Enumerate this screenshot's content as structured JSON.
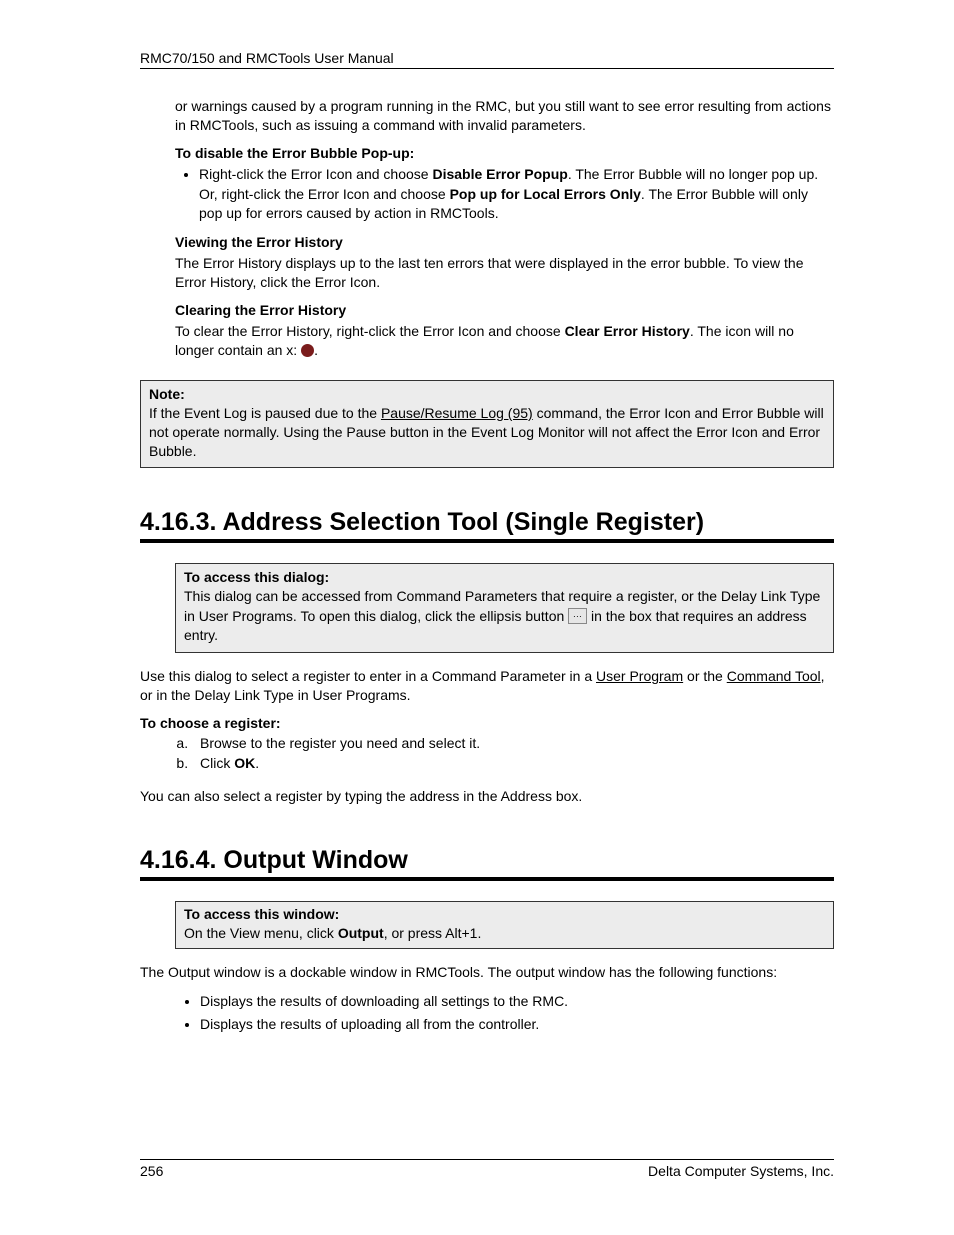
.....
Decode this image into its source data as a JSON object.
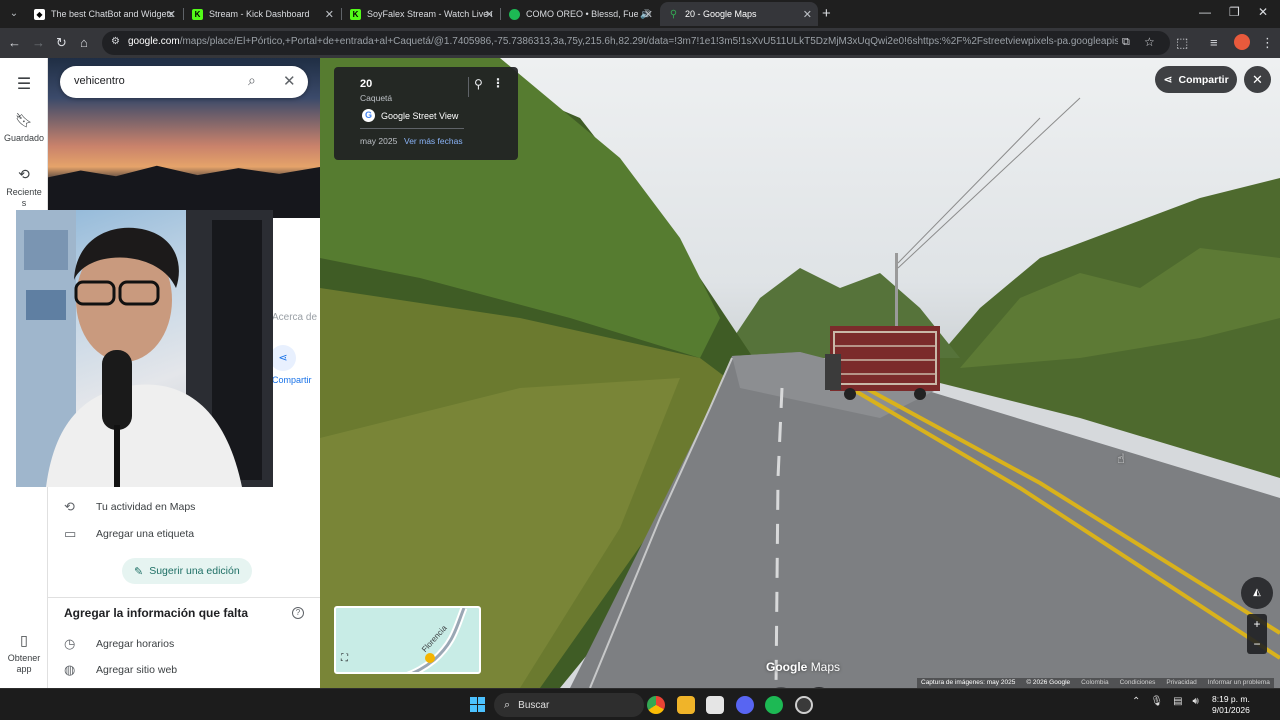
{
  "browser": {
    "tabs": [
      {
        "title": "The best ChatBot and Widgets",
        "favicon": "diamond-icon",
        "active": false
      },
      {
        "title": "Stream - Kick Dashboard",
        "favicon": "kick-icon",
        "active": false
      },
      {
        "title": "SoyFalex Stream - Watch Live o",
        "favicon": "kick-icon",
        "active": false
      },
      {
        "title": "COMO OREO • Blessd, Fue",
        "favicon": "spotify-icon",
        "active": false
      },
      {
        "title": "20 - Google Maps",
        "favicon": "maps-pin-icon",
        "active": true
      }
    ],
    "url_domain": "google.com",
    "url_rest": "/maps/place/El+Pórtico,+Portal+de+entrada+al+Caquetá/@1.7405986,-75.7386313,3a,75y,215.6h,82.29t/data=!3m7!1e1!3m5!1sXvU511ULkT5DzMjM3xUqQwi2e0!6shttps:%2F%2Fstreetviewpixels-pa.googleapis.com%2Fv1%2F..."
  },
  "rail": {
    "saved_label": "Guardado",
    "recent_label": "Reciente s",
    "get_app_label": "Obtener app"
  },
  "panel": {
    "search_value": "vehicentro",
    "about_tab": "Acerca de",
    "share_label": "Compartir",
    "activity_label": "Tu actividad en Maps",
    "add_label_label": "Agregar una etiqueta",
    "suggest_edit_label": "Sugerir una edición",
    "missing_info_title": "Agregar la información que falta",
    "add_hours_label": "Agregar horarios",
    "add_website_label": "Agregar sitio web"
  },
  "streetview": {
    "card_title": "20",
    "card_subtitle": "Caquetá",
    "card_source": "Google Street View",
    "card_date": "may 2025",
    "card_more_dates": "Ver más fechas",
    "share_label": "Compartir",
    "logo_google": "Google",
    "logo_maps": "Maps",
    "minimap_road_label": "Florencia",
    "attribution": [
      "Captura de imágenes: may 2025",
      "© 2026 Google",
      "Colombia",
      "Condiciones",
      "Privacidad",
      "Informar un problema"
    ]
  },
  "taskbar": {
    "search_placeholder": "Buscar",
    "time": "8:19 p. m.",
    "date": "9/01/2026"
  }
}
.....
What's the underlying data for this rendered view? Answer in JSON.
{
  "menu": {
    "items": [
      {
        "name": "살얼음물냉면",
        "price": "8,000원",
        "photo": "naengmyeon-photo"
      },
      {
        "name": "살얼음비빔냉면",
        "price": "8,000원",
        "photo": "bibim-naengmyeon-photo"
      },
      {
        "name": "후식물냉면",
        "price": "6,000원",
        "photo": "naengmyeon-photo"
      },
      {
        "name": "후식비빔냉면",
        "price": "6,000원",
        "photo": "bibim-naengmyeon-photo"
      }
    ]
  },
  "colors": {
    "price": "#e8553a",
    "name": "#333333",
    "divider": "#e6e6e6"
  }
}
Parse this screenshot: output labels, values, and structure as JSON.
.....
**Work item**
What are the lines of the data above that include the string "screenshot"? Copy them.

**Task response**
Enumerate this screenshot's content as structured JSON.
Parse this screenshot: output labels, values, and structure as JSON.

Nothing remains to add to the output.